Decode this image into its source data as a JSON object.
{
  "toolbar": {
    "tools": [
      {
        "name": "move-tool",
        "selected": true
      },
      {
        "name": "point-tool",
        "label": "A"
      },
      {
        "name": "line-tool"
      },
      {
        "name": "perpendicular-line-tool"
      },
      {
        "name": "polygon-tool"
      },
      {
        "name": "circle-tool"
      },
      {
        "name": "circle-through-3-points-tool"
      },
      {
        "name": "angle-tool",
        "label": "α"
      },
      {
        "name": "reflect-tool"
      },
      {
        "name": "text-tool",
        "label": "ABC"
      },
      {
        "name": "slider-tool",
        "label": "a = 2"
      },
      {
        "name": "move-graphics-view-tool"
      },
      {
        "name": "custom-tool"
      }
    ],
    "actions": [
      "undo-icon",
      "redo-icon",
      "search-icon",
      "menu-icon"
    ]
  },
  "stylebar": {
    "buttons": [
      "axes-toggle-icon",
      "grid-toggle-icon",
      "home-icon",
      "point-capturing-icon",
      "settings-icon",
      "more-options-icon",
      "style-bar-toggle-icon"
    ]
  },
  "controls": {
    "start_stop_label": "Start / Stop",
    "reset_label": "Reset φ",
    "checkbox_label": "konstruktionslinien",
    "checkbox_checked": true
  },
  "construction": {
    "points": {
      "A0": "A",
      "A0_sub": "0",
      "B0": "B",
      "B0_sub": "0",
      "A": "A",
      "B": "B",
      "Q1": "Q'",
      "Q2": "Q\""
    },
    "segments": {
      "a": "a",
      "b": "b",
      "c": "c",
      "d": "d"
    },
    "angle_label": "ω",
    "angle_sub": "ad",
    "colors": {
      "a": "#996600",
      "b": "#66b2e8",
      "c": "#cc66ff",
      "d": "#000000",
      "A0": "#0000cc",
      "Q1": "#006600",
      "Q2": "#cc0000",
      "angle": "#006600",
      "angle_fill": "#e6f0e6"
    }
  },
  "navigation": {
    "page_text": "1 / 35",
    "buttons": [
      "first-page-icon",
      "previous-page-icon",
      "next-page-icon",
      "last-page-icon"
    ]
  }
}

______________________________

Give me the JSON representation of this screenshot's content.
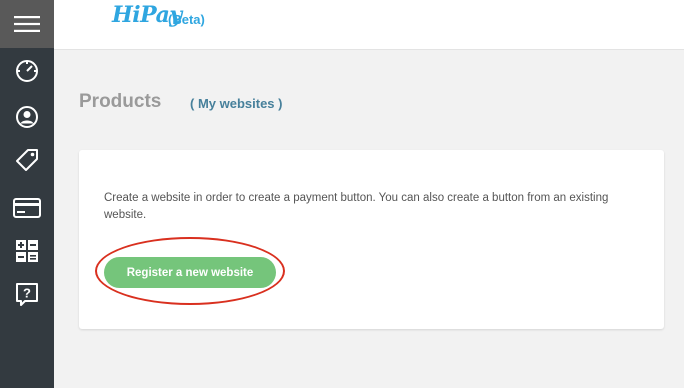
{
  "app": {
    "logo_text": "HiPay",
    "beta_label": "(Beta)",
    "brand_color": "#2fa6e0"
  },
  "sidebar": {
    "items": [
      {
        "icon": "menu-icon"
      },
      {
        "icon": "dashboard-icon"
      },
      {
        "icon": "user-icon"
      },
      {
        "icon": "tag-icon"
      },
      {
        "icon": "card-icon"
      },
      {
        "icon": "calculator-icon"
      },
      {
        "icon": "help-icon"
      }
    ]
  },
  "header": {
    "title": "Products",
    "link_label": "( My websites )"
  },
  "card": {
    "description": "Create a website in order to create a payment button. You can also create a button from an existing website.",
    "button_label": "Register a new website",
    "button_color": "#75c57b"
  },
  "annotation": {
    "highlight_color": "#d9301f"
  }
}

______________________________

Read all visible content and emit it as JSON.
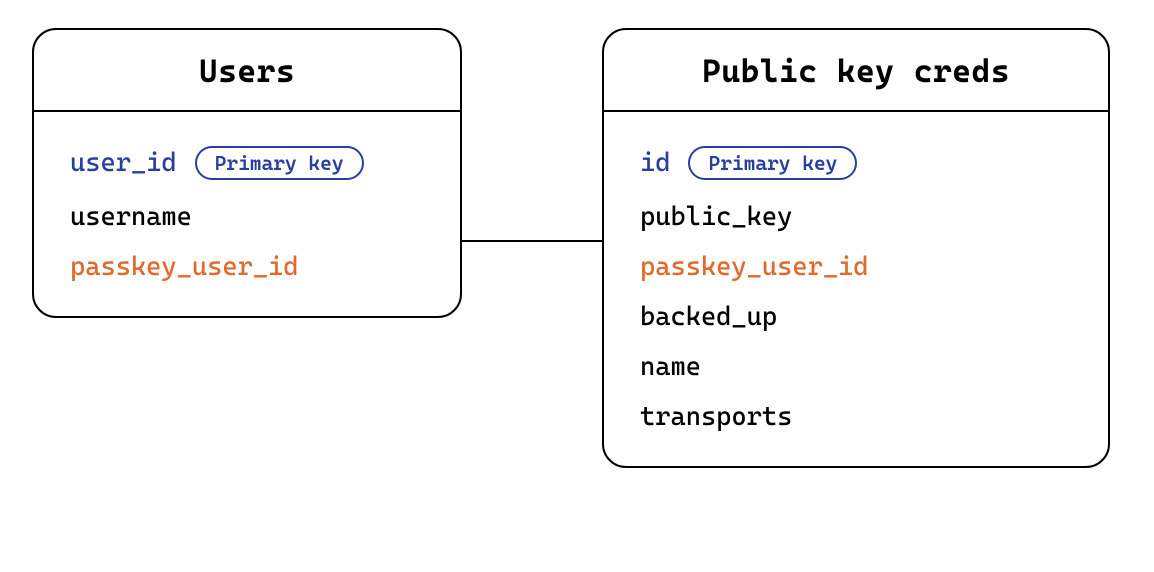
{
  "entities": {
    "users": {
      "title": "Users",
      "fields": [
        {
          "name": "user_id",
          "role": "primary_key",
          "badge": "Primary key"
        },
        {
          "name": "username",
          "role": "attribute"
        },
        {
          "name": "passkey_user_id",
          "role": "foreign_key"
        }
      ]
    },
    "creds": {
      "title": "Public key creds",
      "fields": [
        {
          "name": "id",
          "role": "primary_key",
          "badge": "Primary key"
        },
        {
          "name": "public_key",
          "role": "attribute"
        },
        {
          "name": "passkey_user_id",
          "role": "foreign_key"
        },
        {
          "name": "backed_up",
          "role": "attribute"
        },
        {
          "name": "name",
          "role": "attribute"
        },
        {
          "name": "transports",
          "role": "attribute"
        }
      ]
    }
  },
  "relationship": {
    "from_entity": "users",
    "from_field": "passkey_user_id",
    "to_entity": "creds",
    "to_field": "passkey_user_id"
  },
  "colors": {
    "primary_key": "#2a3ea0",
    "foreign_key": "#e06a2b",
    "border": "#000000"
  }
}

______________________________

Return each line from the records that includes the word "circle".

→ **YOUR RESPONSE**
        "name": "circle-tool"
        "name": "circle-through-3-points-tool"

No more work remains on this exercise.